(Dataset rows for apps and sites)
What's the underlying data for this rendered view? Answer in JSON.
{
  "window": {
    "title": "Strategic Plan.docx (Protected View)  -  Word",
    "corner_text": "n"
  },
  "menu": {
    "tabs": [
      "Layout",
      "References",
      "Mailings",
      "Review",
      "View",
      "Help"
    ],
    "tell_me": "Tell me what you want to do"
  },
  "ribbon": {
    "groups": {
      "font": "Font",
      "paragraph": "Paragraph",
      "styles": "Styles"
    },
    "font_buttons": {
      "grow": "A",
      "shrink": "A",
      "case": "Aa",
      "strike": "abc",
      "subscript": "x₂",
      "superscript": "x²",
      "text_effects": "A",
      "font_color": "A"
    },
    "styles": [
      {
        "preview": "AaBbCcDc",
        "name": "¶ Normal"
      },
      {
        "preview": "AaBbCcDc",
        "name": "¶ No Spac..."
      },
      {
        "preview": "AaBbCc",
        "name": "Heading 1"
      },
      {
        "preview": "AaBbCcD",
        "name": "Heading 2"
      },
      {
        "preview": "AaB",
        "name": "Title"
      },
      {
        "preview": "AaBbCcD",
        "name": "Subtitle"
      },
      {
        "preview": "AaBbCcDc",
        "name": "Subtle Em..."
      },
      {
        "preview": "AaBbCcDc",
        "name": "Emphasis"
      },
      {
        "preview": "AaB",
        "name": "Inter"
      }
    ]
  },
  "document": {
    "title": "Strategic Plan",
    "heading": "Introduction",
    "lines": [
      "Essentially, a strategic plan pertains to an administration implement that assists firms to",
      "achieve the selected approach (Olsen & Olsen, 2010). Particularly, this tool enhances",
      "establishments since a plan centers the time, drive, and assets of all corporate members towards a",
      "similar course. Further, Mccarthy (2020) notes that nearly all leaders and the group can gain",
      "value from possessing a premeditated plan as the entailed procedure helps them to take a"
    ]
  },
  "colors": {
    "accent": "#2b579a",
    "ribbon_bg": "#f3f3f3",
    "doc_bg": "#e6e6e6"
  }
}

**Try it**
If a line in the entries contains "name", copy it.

**Response to this task**
        "name": "¶ Normal"
        "name": "¶ No Spac..."
        "name": "Heading 1"
        "name": "Heading 2"
        "name": "Title"
        "name": "Subtitle"
        "name": "Subtle Em..."
        "name": "Emphasis"
        "name": "Inter"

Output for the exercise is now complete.